The Eagles will be the ultimate definition of a one-man team as Roy Hodgson ’s side desperately struggled without their star Ivorian. He scored a career-high nine goals and almost single-handedly carried Palace’s attack with his dribbling prowess and constant offensive impetus. It was the best season in Zaha’s young career.
- AFC Bournemouth: Nathan Ake
Eddie Howe was incredible yet again this season, but it was the transfer of Nathan Ake that had garnered all the headlines early in the season. Ake certainly added more quality to Bournemouth’s defence, as his pace, game-reading and a quite unnatural and ignored aerial strength certainly helped the Cherries to sustain their impressive run in the Premier League.
- West Ham United: Marko Arnautovic
Seen by many as a risky buy, Arnautovic took his own share of time to settle into the new surroundings. However, he later became the talisman under the tutelage of David Moyes, as the manager shifted him to a more central position and accordingly built the team around the Austrian. He did not disappoint and scored 11 goals and notched six assists to keep the Hammers in the Premier League.
- Watford: Abdoulaye Doucoure
To be honest, Watford did well enough to survive in the Premier League despite possessing a mediocre squad of sorts. Doucoure was the sole source of creativity at the centre of the park and finished the season as the team’s highest goal-scorer too, highlighting the importance of his presence in the side.
- Brighton & Hove Albion: Pascal Gross
Gross was undoubtedly the signing of the season for me, as the German performed tremendously well to keep the Seagulls in the Premiership. He scored seven goals, assisted eight times and was constantly energetic and busy in the midfield. He was, quite remarkably, amongst the best players of the season.
- Huddersfield Town: Christopher Schindler
David Wagner’s primary objective was to extend his side’s stay in the Premier League and it would not have been possible without Schindler, who led the team well from the back in his debut season. He appeared in 37 matches throughout the course of the season and was proactive, vocal and busy in defence.
- Southampton: Oriol Romeu
Romeu can be singled out as the only player from Saints’ team who maintained a certain level of appreciable consistency in his performances.
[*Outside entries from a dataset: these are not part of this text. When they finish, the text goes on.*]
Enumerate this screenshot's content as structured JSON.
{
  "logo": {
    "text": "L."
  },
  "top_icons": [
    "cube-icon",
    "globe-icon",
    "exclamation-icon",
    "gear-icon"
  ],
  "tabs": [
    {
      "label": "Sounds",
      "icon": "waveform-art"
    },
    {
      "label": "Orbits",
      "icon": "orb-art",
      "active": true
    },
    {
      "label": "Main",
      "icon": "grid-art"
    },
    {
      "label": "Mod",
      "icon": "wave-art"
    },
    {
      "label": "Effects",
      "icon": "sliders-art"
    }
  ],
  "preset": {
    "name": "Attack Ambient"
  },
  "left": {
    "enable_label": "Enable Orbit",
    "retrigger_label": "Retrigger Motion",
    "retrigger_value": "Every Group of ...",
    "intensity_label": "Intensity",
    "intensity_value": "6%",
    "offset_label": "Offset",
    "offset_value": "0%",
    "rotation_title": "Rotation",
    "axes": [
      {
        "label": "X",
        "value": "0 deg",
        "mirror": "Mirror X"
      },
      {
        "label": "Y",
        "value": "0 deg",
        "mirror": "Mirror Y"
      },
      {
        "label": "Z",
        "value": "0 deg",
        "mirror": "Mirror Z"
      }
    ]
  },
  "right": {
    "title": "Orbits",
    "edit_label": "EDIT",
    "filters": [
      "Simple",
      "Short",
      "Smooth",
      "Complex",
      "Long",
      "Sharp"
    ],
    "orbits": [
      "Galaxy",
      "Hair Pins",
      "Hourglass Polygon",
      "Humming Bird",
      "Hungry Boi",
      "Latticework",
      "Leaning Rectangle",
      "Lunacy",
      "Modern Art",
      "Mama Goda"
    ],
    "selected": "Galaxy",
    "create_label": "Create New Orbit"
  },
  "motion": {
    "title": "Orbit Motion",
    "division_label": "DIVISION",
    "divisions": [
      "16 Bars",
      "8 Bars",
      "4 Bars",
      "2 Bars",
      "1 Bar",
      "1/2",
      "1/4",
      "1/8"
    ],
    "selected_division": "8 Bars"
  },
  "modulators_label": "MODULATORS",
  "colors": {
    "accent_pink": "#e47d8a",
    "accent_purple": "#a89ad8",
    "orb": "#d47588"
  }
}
Though Dusan Tadic stepped up to perform in the crucial dying weeks of the season, Romeu deserves this place as he was the only notable presence in the midfield.
- Swansea City: Alfie Mawson
Mawson was a rock at the back, as he used his physicality, aerial strength and tackling abilities to great effect in the three-man central defensive formation. He earned an England call-up too, but unfortunately missed the plane to Russia owing to a knee injury.
- Stoke City: Kurt Zouma
The Chelsea-bound midfielder had a productive loan spell in an otherwise hugely disappointing campaign for the Potters. Zouma drove the team ahead with strength and precision and should return to the top-flight as the lad is well too good for the Championship.
- West Bromwich Albion: Ben Foster
The Baggies had a hopeful late surge to safety under Darren Moore, but Foster is one player who was constantly trying to lift up the team from seemingly hopeless situations. His shot-stopping was excellent, but neither the defence nor the midfield supported him enough. Foster’s best performance was at his old home Old Trafford, where the custodian pulled out an array of amazing saves to gift Manchester City the title.